Mr Thomas Steele: I must confess that I made my point very badly if I gave my hon. Friend that impression. I said that it would be necessary and essential to use that expertise and that local authorities would welcome it. I said they would be reluctant to implement the provisions of this Bill.
Mr Thomas Steele: Many of my hon. Friends have taken the discussion much wider than I did initially. That may have been my own fault. I was trying to say that I accepted the Bill as it is now and that the probation service would be incorporated in the new social work department. We had the key to this matter in my hon. Friend's reply when he said that the local authorities were not prepared to consider any...
Mr Thomas Steele: That was my understanding. I apologise to my hon. Friend. I understand that my hon. Friend the Member for Central Ayrshire (Mr. Manuel) got the same impression. In any event, it seems that this is the key. Just as the local authorities will consider the question of combinations after they receive the report of the Royal Commission, I say to my hon. Friend—and this is the warning that I...
Mr Thomas Steele: My right hon. Friend will be aware that the Secretary of State for Scotland is the Minister in charge of health in Scotland. Will the new arrangement of the combination of the Ministry of Health and the Ministry of Social Security cover the whole of the United Kingdom? What will be the situation concerning the Secretary of State for Scotland under the new arrangement?
Mr Thomas Steele: Whisky and women!
Mr Thomas Steele: Will my hon. Friend make it clear that the circular is advisory and not mandatory on local authorities?
Mr Thomas Steele: Will my right bon. Friend consider Motion No. 18?
Mr Thomas Steele: On a point of order. In view of what you have just said, Mr. Speaker, will my right hon. Friend now answer my original question, whether the two can be taken together?
Mr Thomas Steele: I cannot help but admire the enthusiasm of the hon. Member for Belfast, South (Mr. Pounder), but he was expecting too much when he thought that perhaps the Bill was the proper medium for a comprehensive review of the social services. The hon. Member went on to speak about the Post Office official who had retired, and suggested that the dates should not be fixed but should be according to a...
Mr Thomas Steele: On a point of order, Mr. Deputy Speaker. When we have discussed pensions increase legislation in the past, always we have had this problem about raising matters which we were told were outside the scope of the Bill; yet in every debate we have discussed economic matters and questions of inflation. It seems that the only matter that we cannot discuss is that involving a group of pensioners...
Mr Thomas Steele: On a point of order. I have been listening with care to the hon. Member for Cirencester and Tewkesbury (Mr. Ridley). He is dealing with how the other House should be constituted. I am not sure whether that is dealt with in these Amendments. However, may we have your guidance, Mr. Jennings, on whether we shall be able to follow this line of argument?
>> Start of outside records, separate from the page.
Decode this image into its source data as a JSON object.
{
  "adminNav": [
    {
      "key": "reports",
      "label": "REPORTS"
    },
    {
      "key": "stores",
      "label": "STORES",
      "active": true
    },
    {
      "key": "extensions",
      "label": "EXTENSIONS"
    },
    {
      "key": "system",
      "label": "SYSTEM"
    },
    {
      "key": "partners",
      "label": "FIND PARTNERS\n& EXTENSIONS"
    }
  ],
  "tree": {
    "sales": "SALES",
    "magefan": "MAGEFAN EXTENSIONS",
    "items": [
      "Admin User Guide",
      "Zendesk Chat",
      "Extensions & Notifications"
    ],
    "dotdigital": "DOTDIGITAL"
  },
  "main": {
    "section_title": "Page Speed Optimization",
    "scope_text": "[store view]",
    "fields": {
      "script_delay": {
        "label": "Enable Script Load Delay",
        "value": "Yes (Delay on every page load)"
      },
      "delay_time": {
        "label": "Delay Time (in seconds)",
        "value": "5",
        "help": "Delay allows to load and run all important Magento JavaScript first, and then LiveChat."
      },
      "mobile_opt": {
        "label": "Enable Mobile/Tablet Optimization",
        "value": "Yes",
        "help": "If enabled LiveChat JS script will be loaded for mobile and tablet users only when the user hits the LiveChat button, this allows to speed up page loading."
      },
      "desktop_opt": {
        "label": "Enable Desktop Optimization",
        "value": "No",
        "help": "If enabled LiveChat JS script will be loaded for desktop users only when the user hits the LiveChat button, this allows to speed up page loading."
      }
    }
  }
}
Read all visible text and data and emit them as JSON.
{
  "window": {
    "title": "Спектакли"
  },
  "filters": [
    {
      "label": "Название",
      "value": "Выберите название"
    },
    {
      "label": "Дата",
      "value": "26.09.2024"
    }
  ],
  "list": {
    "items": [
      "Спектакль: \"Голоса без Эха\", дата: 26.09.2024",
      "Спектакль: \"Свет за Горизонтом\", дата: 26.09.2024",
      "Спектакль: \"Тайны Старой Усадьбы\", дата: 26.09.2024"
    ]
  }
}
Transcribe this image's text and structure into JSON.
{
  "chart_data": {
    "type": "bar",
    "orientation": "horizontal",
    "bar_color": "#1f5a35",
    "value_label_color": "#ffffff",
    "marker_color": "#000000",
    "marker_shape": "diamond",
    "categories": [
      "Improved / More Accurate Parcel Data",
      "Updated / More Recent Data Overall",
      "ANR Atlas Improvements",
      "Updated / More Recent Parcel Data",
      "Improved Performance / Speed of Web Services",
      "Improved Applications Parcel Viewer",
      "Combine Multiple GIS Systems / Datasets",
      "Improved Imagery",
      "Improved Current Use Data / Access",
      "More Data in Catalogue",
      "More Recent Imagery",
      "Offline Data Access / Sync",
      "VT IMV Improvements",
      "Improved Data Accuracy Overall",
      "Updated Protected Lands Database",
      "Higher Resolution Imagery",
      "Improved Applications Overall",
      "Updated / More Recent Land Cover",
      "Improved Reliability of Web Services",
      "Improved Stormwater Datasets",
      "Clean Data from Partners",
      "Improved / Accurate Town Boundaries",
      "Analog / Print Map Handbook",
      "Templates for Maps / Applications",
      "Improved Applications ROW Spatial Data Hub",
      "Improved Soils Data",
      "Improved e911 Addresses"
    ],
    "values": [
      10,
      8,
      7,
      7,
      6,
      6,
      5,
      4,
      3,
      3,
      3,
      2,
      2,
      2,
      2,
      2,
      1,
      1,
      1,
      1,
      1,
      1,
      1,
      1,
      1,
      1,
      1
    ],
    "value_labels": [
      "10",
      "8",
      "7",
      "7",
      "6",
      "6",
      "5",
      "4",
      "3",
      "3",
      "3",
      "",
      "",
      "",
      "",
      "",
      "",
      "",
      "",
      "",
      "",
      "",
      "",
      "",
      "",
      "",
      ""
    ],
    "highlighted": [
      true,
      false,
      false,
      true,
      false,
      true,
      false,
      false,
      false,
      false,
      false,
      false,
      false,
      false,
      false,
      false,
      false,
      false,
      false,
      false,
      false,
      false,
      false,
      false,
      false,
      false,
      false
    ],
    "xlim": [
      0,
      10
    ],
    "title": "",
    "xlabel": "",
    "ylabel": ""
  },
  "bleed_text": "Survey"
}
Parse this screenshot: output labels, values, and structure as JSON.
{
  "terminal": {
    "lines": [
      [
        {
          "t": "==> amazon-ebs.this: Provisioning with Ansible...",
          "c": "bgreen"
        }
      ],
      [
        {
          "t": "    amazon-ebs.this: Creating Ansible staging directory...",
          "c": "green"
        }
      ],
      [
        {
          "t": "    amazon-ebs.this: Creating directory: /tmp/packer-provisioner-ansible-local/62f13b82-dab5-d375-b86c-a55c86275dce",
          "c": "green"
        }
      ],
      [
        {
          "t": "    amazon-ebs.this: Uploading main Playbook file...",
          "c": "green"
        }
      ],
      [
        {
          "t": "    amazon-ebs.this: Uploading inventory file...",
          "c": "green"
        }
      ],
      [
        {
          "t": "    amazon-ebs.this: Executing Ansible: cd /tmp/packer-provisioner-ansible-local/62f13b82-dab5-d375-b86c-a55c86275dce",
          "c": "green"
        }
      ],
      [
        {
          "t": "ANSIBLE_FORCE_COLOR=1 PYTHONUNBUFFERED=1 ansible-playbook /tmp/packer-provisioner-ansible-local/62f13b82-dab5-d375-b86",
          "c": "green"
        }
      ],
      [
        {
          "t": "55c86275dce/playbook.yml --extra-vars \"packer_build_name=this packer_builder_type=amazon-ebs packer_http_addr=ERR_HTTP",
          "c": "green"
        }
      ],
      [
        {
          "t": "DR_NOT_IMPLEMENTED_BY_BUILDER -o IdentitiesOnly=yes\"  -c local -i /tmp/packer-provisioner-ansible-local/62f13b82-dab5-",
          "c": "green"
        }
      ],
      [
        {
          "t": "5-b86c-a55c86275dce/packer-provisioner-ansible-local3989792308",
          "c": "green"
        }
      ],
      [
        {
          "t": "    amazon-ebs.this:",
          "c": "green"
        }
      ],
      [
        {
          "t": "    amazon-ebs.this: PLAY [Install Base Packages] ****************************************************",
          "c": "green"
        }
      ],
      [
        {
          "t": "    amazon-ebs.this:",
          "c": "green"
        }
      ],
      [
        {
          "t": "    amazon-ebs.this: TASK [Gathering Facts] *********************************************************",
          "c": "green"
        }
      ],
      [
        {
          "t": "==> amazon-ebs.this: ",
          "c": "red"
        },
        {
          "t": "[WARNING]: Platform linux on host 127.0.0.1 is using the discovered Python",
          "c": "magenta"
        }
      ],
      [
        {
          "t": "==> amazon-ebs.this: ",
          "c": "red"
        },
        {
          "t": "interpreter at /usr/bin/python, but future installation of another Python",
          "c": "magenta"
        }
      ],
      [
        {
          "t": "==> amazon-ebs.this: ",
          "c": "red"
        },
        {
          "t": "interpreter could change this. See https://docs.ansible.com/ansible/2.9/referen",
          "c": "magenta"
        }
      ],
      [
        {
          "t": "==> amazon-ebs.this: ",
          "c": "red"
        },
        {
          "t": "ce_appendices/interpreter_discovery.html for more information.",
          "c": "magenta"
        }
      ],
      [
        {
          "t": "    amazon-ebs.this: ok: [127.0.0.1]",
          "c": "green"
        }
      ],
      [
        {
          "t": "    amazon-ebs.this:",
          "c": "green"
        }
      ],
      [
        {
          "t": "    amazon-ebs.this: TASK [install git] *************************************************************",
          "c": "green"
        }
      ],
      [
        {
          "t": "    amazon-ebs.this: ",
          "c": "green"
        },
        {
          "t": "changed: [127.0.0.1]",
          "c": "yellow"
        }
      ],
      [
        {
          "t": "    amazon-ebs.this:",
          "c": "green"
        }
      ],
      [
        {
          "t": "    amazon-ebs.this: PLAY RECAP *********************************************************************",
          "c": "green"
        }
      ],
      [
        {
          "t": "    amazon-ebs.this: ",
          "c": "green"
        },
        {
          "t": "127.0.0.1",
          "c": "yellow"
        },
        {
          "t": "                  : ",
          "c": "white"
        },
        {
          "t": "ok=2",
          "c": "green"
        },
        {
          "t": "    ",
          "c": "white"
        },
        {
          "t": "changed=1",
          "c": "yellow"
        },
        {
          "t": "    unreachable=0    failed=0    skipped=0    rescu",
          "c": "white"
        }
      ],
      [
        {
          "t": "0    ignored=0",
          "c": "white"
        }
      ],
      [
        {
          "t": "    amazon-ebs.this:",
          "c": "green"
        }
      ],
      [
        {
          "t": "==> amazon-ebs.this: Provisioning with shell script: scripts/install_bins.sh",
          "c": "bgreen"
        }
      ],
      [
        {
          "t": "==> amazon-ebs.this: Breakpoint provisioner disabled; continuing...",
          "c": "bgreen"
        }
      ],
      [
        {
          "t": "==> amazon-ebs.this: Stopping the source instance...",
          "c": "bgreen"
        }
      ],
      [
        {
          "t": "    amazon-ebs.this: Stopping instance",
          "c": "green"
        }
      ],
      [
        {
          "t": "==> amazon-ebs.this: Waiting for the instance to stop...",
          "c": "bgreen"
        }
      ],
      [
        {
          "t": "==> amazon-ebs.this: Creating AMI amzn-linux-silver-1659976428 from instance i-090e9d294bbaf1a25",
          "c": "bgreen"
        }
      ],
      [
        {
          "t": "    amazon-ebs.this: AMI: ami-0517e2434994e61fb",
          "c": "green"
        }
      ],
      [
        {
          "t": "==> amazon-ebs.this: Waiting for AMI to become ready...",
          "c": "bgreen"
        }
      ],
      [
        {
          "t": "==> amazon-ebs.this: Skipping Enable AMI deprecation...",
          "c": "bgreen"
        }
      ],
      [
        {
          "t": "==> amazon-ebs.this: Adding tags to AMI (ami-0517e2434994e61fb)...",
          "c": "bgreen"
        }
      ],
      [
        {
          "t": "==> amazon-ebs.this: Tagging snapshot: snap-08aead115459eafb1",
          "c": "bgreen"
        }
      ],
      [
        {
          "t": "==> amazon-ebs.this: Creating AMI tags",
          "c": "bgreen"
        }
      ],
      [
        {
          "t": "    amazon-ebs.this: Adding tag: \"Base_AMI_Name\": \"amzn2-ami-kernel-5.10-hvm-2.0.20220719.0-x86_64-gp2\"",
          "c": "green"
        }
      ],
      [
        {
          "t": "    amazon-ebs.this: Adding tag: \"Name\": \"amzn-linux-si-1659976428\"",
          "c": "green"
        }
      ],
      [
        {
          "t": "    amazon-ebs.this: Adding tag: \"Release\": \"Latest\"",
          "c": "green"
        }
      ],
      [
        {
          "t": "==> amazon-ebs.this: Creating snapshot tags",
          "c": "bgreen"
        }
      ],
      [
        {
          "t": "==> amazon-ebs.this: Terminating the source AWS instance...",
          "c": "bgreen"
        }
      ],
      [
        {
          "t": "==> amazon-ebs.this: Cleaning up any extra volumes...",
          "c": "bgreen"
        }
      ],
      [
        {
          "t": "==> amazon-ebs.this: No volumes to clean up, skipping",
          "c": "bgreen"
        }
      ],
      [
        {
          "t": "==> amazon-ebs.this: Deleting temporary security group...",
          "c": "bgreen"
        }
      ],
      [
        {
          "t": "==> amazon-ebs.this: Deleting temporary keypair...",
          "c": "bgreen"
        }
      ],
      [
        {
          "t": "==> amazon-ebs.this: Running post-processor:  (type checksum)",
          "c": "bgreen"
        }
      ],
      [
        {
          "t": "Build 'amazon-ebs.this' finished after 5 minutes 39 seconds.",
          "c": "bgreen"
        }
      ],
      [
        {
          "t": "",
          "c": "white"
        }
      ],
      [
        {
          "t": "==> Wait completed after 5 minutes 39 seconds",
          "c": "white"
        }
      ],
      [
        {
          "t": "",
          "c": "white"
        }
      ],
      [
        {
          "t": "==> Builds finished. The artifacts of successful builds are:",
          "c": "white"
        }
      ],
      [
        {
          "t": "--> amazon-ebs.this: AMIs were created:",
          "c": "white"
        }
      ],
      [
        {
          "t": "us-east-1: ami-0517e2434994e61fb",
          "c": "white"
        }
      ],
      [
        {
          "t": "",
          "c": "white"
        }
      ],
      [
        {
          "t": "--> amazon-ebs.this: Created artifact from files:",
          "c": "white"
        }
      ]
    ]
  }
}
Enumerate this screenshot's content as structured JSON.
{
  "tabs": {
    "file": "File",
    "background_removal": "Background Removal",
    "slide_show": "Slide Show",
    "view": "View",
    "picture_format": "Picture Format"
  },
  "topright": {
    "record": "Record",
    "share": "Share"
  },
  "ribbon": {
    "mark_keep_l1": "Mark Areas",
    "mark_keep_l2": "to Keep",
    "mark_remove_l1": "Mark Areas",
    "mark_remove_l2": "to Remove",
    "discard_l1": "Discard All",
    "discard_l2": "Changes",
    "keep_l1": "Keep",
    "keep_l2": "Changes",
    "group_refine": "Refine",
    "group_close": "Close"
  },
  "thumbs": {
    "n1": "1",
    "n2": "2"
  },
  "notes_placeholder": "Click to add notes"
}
Mr Thomas Steele: Is my hon. Friend aware that I have a letter in my file dated 1955 in which it was promised that the double carriageway between Glasgow and Carlisle would be completed in 10 years? We are only getting it done now.
Mr Thomas Steele: On the point about the torpedo factory at Alexandria, I thought that my hon. Friend, before he was interrupted, was about to say something much more interesting.
Mr Thomas Steele: All hon. Members will agree with the latter remarks of the hon. Member for Honiton (Mr. Emery), in which he said that the country should get value for money. The hon. Gentleman spoke with great knowledge of the subject and I am sure that the Minister has made enough notes to enable him to reply to the debate now, without the discussion continuing. Nevertheless, many hon. Members have matters...
Mr Thomas Steele: On behalf of my constituents in Alexandria, I thank my hon. Friend for that good news.
Mr Thomas Steele: asked the Secretary of State for Scotland if he will make a statement on the progress of police amalgamation in Scotland.
Mr Thomas Steele: May I offer my congratulations to my right hon. Friend for his timely action on this matter? To what extent has the work of the police become more effective, or is it at the moment too early to say?